If the building housing my nonconforming use burns down, may I reconstruct and continue the use?

This depends on the applicable zoning ordinance. Although normal repairs and maintenance to buildings and equipment are intrinsic in the continuation of a nonconforming use, many municipalities’ zoning ordinances prohibit the restoration of a nonconforming use or building that has been entirely or nearly entirely damaged or destroyed by fire or casualty. For example, if a nonconforming factory located in a residential district is entirely or mostly destroyed by fire, the zoning ordinance may prohibit the reconstruction of the factory building, in effect terminating the nonconforming use. However, ordinance provisions that do not allow for the reconstruction of nonconforming uses where less than a majority of the building has been destroyed have been ruled constitutionally invalid by Pennsylvania courts.

In addition, where the zoning ordinance is silent on the topic of reconstruction of nonconforming uses, courts have generally sided with property owners who desire to continue the nonconforming use so long as such use has not been abandoned.

When is a nonconforming use abandoned by the property owner?

A use entitled to the legal recognition and protection as a nonconforming use does not lose such status unless the use is “abandoned.” The concept of abandonment is best illustrated through the facts of the seminal Pennsylvania Supreme Court case on the topic, Latrobe Speedway, Inc. v. Zoning Hearing Board of Unity Township, 686 A.2d 888 (Pa. 1996).

From 1977 to 1982, the subject property was used as an automobile race track. In 1982, the race track operations ended, but the structures were not dismantled; however, they did fall into disrepair, and the property was overgrown with weeds. In 1991, the zoning map was amended to place the property in an agricultural district, which did not permit the race track operations. In 1994, the property was leased for use as a race track, but the use was challenged by the township. Following proceedings before the township’s zoning hearing board, the Court of Common Pleas and the Pennsylvania Commonwealth Court, the Pennsylvania Supreme Court ultimately ruled that the race track use could continue as a nonconforming use, despite its dormant state at the time of the ordinance adoption. Instead, the nonconforming use continues until abandonment, which requires proof of (1) an intent to abandon and (2) actual abandonment. The property owner in Latrobe did not intend to abandon the use because he allowed for and paid taxes based on the property being assessed as a race track and continuously negotiated for the sale or lease of the property as a race track.

Many municipalities have adopted zoning ordinances with provisions that deem a discontinued use to be abandoned after a set period of time (typically one year). Courts have ruled, however, that those ordinance sections do not independently determine abandonment.

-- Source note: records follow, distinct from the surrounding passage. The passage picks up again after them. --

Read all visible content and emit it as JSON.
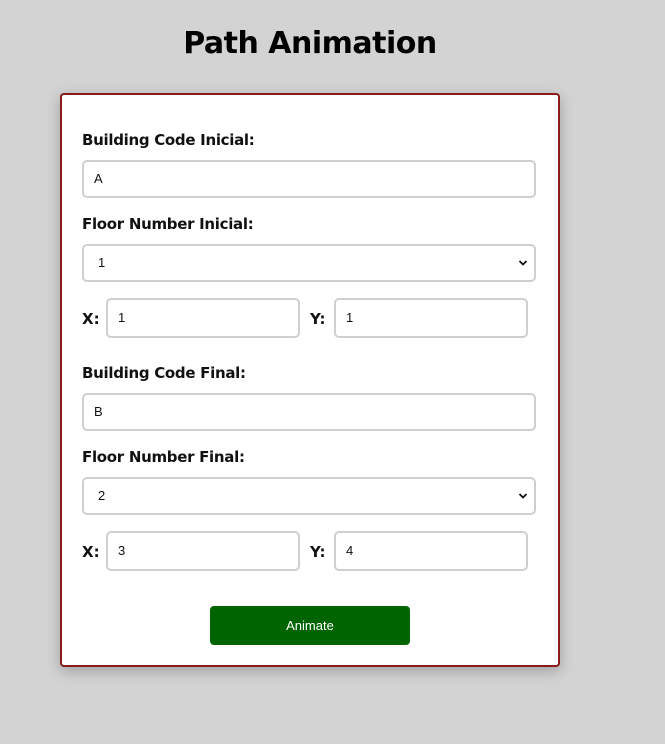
{
  "page": {
    "title": "Path Animation"
  },
  "form": {
    "initial": {
      "building_label": "Building Code Inicial:",
      "building_value": "A",
      "floor_label": "Floor Number Inicial:",
      "floor_value": "1",
      "x_label": "X:",
      "x_value": "1",
      "y_label": "Y:",
      "y_value": "1"
    },
    "final": {
      "building_label": "Building Code Final:",
      "building_value": "B",
      "floor_label": "Floor Number Final:",
      "floor_value": "2",
      "x_label": "X:",
      "x_value": "3",
      "y_label": "Y:",
      "y_value": "4"
    },
    "animate_label": "Animate"
  },
  "colors": {
    "background": "#d3d3d3",
    "card_border": "#8b1a1a",
    "button": "#006400",
    "input_border": "#cfcfcf"
  },
  "icons": {
    "select_arrow": "chevron-down-icon"
  }
}
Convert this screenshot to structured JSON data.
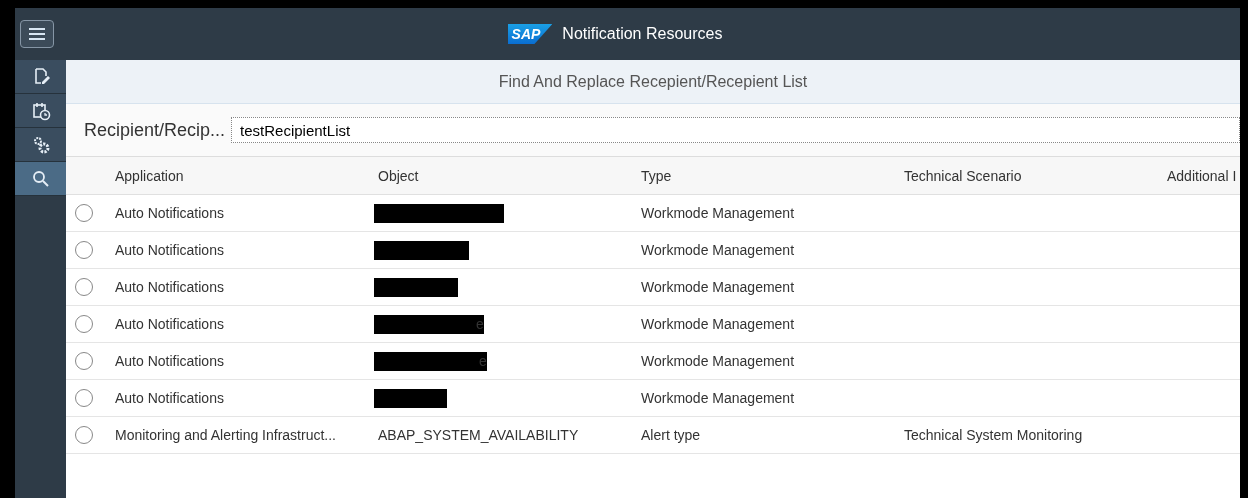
{
  "header": {
    "logo": "SAP",
    "title": "Notification Resources"
  },
  "sidebar": {
    "items": [
      {
        "selected": false
      },
      {
        "selected": false
      },
      {
        "selected": false
      },
      {
        "selected": true
      }
    ]
  },
  "page_title": "Find And Replace Recepient/Recepient List",
  "filter": {
    "label": "Recipient/Recip...",
    "value": "testRecipientList"
  },
  "table": {
    "columns": [
      "Application",
      "Object",
      "Type",
      "Technical Scenario",
      "Additional I"
    ],
    "rows": [
      {
        "selected": false,
        "application": "Auto Notifications",
        "object_redacted": true,
        "type": "Workmode Management"
      },
      {
        "selected": false,
        "application": "Auto Notifications",
        "object_redacted": true,
        "type": "Workmode Management"
      },
      {
        "selected": false,
        "application": "Auto Notifications",
        "object_redacted": true,
        "type": "Workmode Management"
      },
      {
        "selected": false,
        "application": "Auto Notifications",
        "object_redacted": true,
        "object": "e",
        "type": "Workmode Management"
      },
      {
        "selected": false,
        "application": "Auto Notifications",
        "object_redacted": true,
        "object": "e",
        "type": "Workmode Management"
      },
      {
        "selected": false,
        "application": "Auto Notifications",
        "object_redacted": true,
        "type": "Workmode Management"
      },
      {
        "selected": false,
        "application": "Monitoring and Alerting Infrastruct...",
        "object_redacted": false,
        "object": "ABAP_SYSTEM_AVAILABILITY",
        "type": "Alert type",
        "technical_scenario": "Technical System Monitoring"
      }
    ]
  }
}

Instead, they are to be interpreted as creating a presumption that the use has been abandoned, which may be rebutted by a property owner with evidence that he or she did not intend to abandon the use.

How can I be sure that a use is a nonconforming use permitted to continue?

Potential buyers and lenders, during their due diligence, often desire comfort that the current use of a property is recognized by the municipality as a nonconforming use permitted to continue. To facilitate such requests, many, but not all, municipalities keep registries of legal nonconforming uses. A property owner — upon recognizing that his or her use is not permitted under the current zoning ordinance, but is allowed to continue as a nonconforming use — may register such a use. The registration, once confirmed by the zoning officer, is then used as evidence of the use’s legal nonconforming status.

Although many such ordinances require property owners to register their nonconformities, Pennsylvania courts have recently ruled that the failure of a property owner to register a nonconforming use does not affect the nonconforming use’s protection to continue.